Contributing more or less toward pre- and post-tax contributions is yet another way to alter your paycheck. Depending on your budget and priorities, adding more money to different options such as a Health Savings Account or a commuter benefits program can help save you on some taxes. Other pre-tax deductions such as a 401(k) can help you have less taxable income, which can lower what you owe Uncle Sam.

Arkansas Top Income Tax Rate

YearTop Income Tax Rate
20176.90%
20166.90%
20156.90%
20147.00%
20137.00%
20127.00%
20117.00%
20107.00%
20097.00%
20087.00%
20077.00%
20067.00%
20057.00%
20047.00%
20037.00%

Most Paycheck Friendly Places

SmartAsset's interactive map highlights the most paycheck friendly counties across the country. Zoom between states and the national map to see data points for each region, or look specifically at one of the four factors driving our analysis: Semi-Monthly Paycheck, Purchasing Power, Unemployment Rate, and Income Growth.

Worse
Better
Rank County Semi-Monthly Paycheck Purchasing Power Unemployment Rate Income Growth

Methodology Our study aims to find the most paycheck friendly places in the country. These are places in the country with favorable economic conditions where you get to keep more of the money you make. To find these places we considered four different factors: semi-monthly paycheck, purchasing power, unemployment rate and income growth.

First, we calculated the semi-monthly paycheck for a single individual with two personal allowances. We applied relevant deductions and exemptions before calculating income tax withholding. To better compare withholding across counties we assumed a $50,000 annual income. We then indexed the paycheck amount for each county to reflect the counties with the lowest withholding burden.

We then created a purchasing power index for each county.

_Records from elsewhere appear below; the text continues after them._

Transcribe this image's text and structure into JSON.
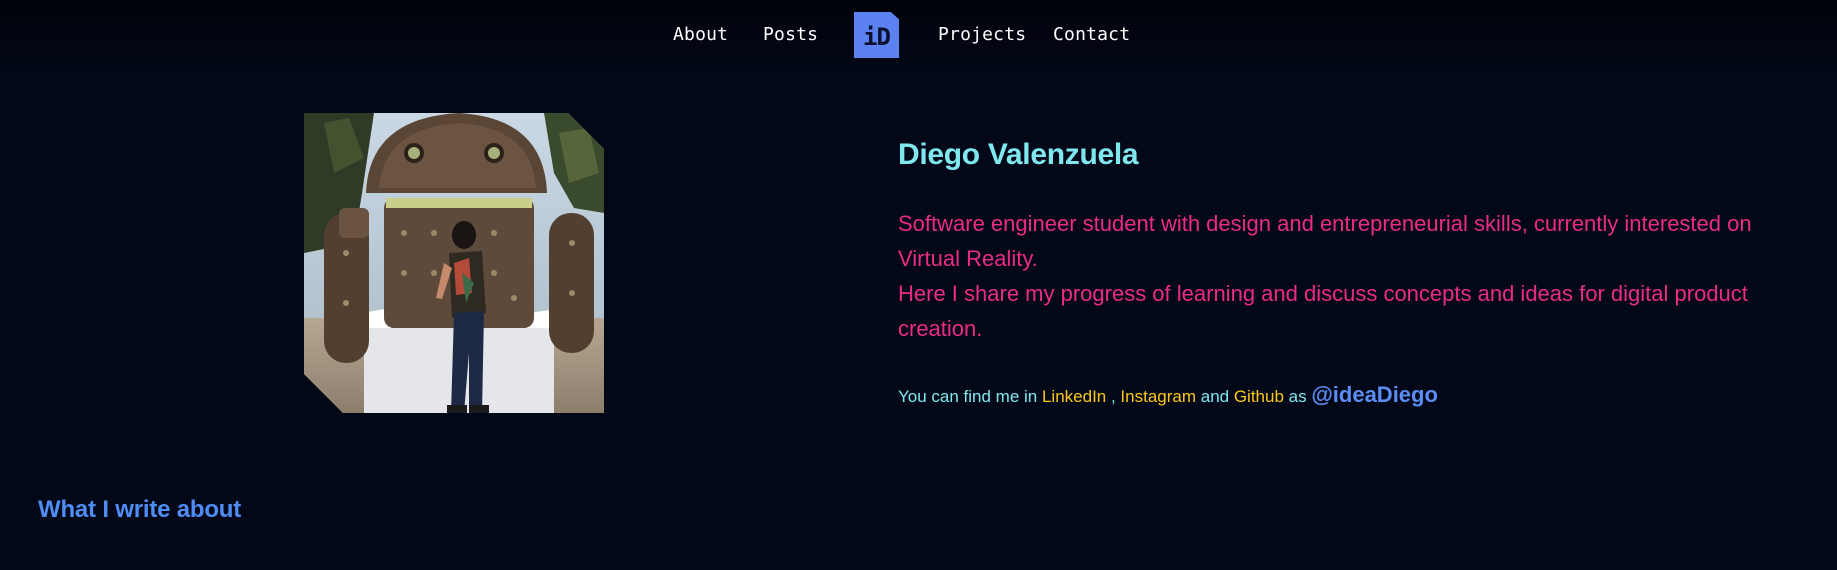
{
  "nav": {
    "about": "About",
    "posts": "Posts",
    "logo": "iD",
    "projects": "Projects",
    "contact": "Contact"
  },
  "profile": {
    "name": "Diego Valenzuela",
    "bio_line1": "Software engineer student with design and entrepreneurial skills, currently interested on Virtual Reality.",
    "bio_line2": "Here I share my progress of learning and discuss concepts and ideas for digital product creation.",
    "find_prefix": "You can find me in ",
    "link_linkedin": "LinkedIn",
    "sep_comma": " , ",
    "link_instagram": "Instagram",
    "sep_and": " and ",
    "link_github": "Github",
    "sep_as": " as ",
    "handle": "@ideaDiego"
  },
  "sections": {
    "what_i_write": "What I write about"
  },
  "colors": {
    "background": "#020817",
    "name": "#7ee8ee",
    "bio": "#ec2b86",
    "link": "#ffc61a",
    "handle": "#5b8df5",
    "logo_bg": "#5b82f0"
  },
  "icons": {
    "logo": "id-logo"
  }
}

This reflects the counties with the highest ratio of household income to cost of living. We also created an unemployment rate index that shows the counties with the lowest unemployment. For income growth, we calculated the annual growth in median income over five years for each county and indexed the results.

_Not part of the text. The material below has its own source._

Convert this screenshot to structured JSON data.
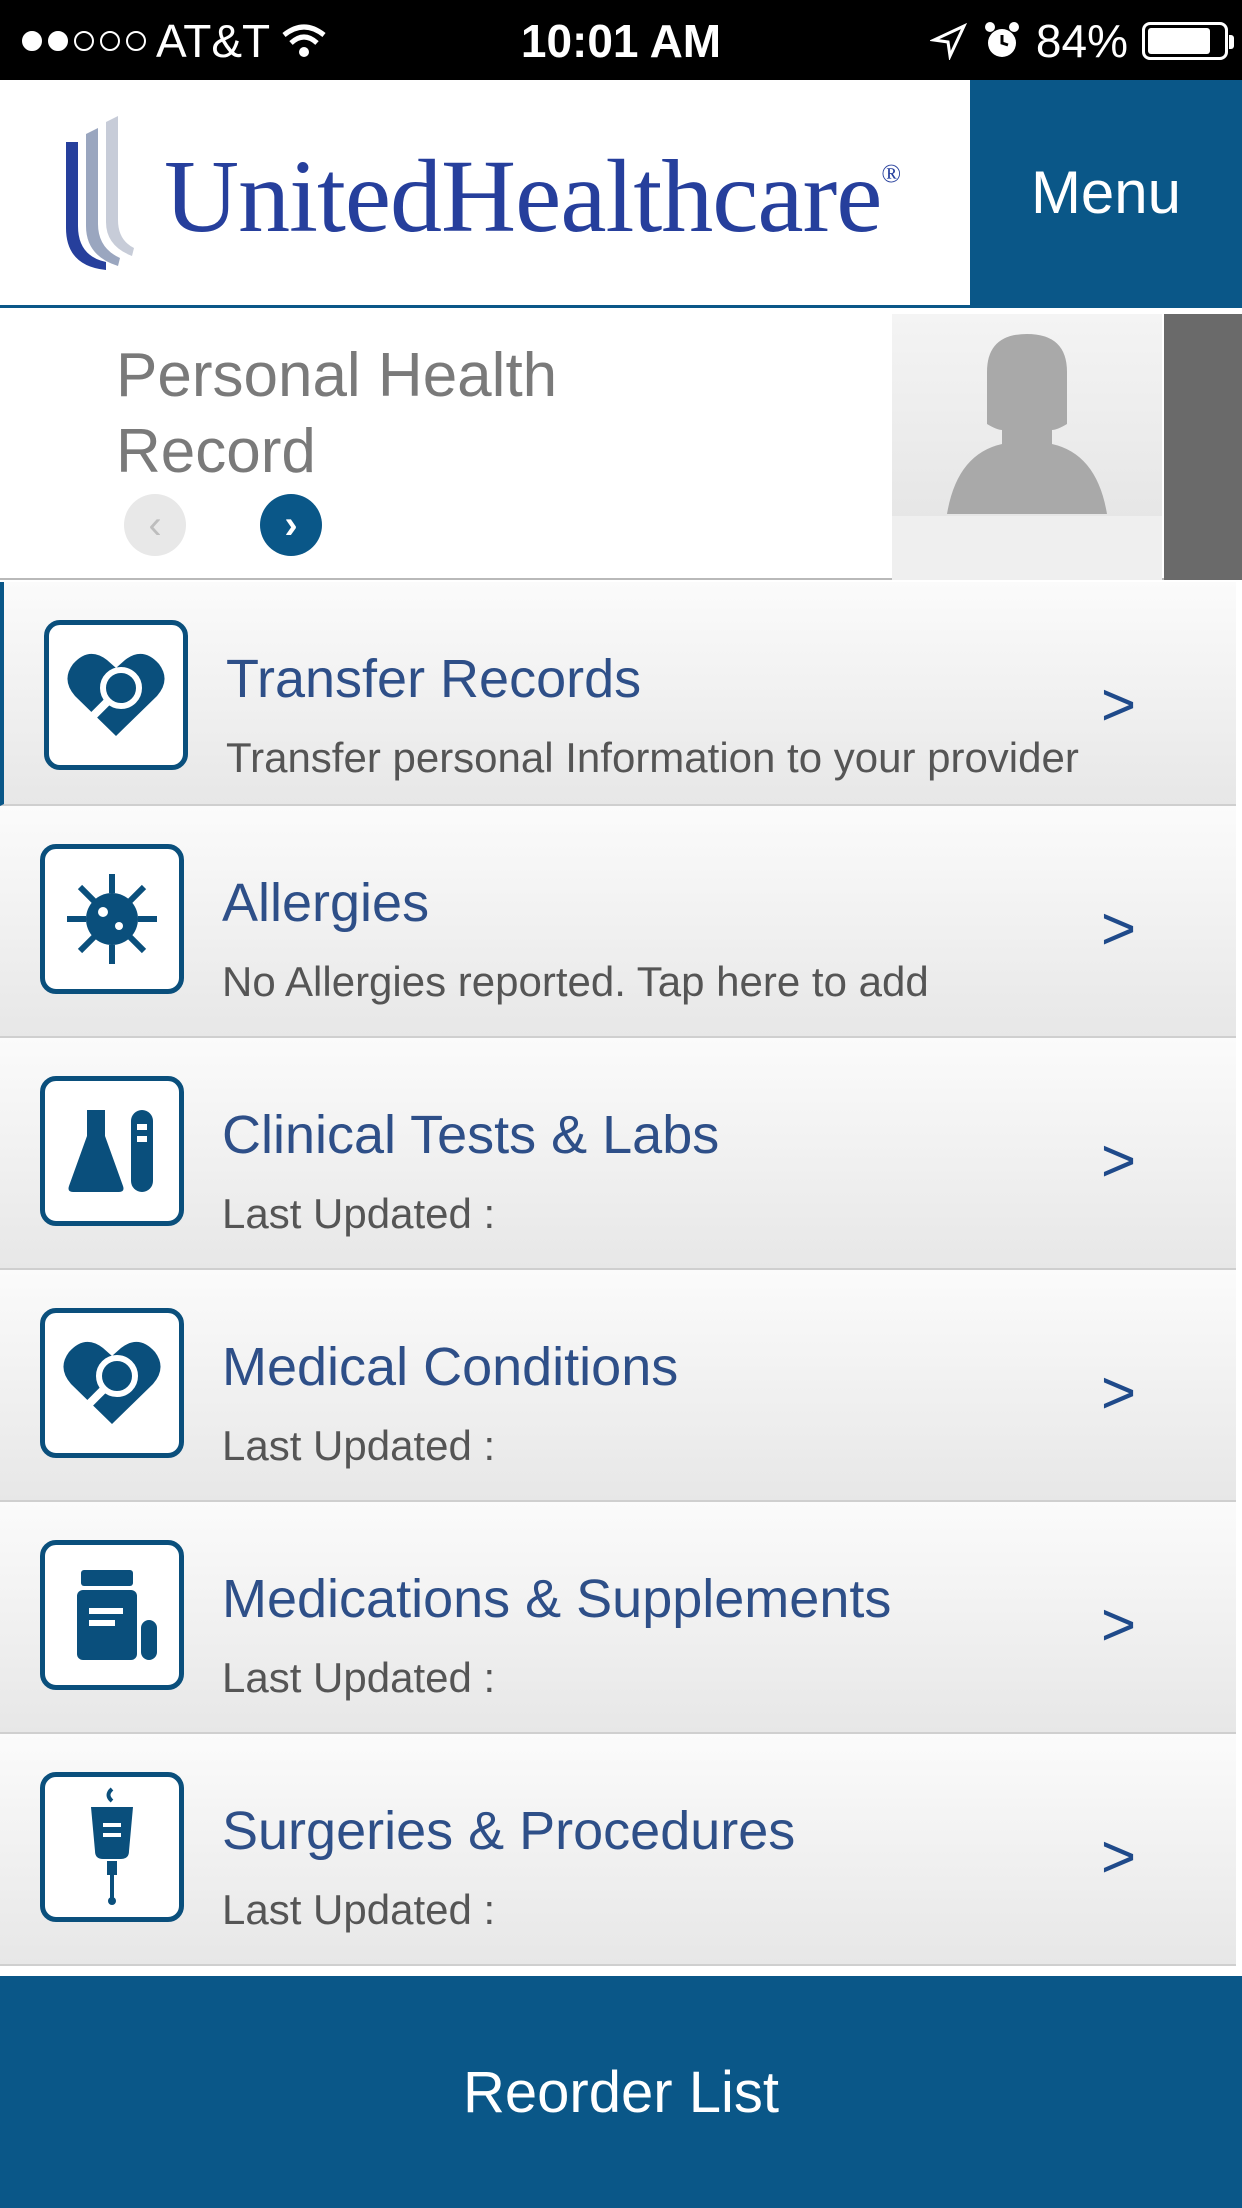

Finally, we calculated the weighted average of the indices to yield an overall paycheck friendliness score. We used a one half weighting for semi-monthly paycheck and a one-sixth weighting for purchasing power, unemployment rate and income growth. We indexed the final number so higher values reflect the most paycheck friendly places.

Sources: SmartAsset, government websites, US Census Bureau 2016 5-Year American Community Survey, MIT Living Wage Study, Bureau of Labor Statistics